What is leishmaniasis?
There are two main types of leishmaniasis, both of which are very rare in travelers. Cutaneous leishmaniasis causes disfiguring facial lesions and is especially prevalent in the Middle East and Afghanistan. Visceral leishmaniasis (kala-azar) affects the spleen, liver and bone marrow, causing fever, weight loss, and anemia. Sufferers can be misdiagnosed as having lymphoma or leukemia. This form is widespread in Asia, parts of South America, and East Africa.
How do you contract leishmaniasis? The leishmania organism is spread by the bite of an infected sandfly. Many animals, especially dogs, can be infected with certain forms of the disease. Contact with pets does not spread leishmaniasis; a sandfly is still required to act as a vector of the disease. The incubation period is at least a week and can be up to many months. The parasites that cause visceral leishmaniasis can remain dormant for many years and become “reactivated” when a person’s immune system becomes suppressed (such as with HIV or steroid treatment).
How is leishmaniasis treated and prevented?
Anyone thought to be infected should seek treatment with a specialist in tropical medicine or an infectious disease expert. Amphotericin B (Ambisome, Abelcet, Amphotec) may be prescribed.

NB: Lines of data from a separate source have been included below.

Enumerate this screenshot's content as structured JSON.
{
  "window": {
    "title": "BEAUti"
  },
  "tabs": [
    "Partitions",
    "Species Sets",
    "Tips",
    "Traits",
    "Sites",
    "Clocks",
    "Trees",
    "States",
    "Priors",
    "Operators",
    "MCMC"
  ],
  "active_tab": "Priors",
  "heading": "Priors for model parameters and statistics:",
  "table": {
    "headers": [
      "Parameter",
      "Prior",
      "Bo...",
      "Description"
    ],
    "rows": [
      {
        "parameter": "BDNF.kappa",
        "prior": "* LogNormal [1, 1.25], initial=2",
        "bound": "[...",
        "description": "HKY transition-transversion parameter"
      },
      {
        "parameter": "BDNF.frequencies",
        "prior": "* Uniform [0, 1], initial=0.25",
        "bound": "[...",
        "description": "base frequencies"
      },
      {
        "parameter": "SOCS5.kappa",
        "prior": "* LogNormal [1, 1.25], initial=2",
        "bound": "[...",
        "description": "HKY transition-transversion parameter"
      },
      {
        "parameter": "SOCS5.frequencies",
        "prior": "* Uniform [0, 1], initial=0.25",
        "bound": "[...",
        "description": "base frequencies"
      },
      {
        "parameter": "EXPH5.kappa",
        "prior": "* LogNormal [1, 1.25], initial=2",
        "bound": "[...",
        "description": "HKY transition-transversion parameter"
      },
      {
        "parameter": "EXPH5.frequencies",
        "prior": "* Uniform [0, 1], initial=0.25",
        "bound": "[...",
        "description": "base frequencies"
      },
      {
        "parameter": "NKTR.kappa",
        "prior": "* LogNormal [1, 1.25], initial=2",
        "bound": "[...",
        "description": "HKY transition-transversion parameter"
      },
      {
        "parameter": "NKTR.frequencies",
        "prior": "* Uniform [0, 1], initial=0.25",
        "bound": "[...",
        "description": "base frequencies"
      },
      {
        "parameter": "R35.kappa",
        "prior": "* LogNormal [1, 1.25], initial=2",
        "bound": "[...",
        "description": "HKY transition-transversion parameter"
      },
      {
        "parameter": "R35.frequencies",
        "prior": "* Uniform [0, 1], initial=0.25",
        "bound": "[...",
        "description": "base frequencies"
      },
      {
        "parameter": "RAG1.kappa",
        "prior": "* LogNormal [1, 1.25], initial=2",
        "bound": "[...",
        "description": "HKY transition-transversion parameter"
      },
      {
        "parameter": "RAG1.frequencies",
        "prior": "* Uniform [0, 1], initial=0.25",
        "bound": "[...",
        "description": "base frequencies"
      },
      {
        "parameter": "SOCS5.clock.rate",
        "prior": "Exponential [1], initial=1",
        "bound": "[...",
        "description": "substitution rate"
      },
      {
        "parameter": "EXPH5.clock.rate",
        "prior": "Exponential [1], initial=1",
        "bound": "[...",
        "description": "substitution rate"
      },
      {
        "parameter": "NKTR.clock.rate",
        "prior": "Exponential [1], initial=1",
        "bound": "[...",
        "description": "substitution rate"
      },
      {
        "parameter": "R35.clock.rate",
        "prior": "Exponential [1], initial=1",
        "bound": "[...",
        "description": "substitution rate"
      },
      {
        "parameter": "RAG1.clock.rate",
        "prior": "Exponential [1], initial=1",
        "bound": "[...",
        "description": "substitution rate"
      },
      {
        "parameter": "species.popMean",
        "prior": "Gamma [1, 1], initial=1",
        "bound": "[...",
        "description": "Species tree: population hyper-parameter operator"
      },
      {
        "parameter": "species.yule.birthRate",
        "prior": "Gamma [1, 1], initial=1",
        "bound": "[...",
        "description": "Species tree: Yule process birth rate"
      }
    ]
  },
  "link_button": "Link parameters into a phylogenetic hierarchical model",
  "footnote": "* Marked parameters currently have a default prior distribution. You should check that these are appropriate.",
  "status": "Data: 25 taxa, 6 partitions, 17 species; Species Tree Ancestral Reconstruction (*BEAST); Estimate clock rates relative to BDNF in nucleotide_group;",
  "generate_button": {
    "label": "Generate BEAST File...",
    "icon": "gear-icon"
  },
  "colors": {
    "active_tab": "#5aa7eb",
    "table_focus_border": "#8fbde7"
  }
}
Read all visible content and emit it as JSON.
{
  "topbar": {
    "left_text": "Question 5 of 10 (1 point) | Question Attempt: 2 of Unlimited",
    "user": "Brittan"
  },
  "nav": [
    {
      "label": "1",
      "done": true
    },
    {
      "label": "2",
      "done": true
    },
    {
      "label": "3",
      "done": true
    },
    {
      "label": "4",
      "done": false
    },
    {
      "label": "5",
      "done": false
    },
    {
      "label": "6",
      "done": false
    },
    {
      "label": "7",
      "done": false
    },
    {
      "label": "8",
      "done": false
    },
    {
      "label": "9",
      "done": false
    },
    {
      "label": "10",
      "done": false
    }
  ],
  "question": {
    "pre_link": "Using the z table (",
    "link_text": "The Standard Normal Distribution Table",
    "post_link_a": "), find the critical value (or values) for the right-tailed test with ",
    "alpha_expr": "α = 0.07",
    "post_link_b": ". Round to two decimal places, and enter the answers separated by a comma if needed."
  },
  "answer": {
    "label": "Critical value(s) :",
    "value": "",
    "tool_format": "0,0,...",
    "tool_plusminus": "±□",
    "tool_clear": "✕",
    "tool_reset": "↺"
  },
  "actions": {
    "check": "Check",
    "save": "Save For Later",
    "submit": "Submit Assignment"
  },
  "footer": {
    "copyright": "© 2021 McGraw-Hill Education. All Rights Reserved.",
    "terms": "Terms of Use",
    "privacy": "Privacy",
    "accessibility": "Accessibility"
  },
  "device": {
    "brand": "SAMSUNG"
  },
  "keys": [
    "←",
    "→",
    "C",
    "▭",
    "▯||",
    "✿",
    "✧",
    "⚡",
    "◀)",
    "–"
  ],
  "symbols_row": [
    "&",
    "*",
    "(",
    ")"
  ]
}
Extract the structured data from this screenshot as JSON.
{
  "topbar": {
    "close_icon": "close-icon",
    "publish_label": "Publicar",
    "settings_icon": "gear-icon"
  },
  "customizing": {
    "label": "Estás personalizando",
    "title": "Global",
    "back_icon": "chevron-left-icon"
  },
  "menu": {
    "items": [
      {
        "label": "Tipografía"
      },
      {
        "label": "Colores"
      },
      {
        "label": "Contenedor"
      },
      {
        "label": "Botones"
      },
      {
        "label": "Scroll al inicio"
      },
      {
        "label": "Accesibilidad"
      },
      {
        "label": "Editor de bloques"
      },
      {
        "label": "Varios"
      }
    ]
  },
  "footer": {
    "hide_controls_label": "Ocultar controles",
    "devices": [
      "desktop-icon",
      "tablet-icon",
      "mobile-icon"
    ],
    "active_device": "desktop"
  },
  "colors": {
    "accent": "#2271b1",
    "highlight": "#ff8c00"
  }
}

There are no vaccines to prevent leishmaniasis, and travelers should take steps to avoid sandfly bites. As sandflies are extremely small and can pass through the holes in standard mosquito nets, it is important that all nets are treated with an insecticide. Insect repellents are advised for exposed skin, especially at night, as sandflies generally bite in darkness.
MASTA Travel Health: www.masta-travel-health.com
Centers for Disease Control and Prevention: www.cdc.gov/parasites/leishmaniasis/
Last Reviewed: June 2013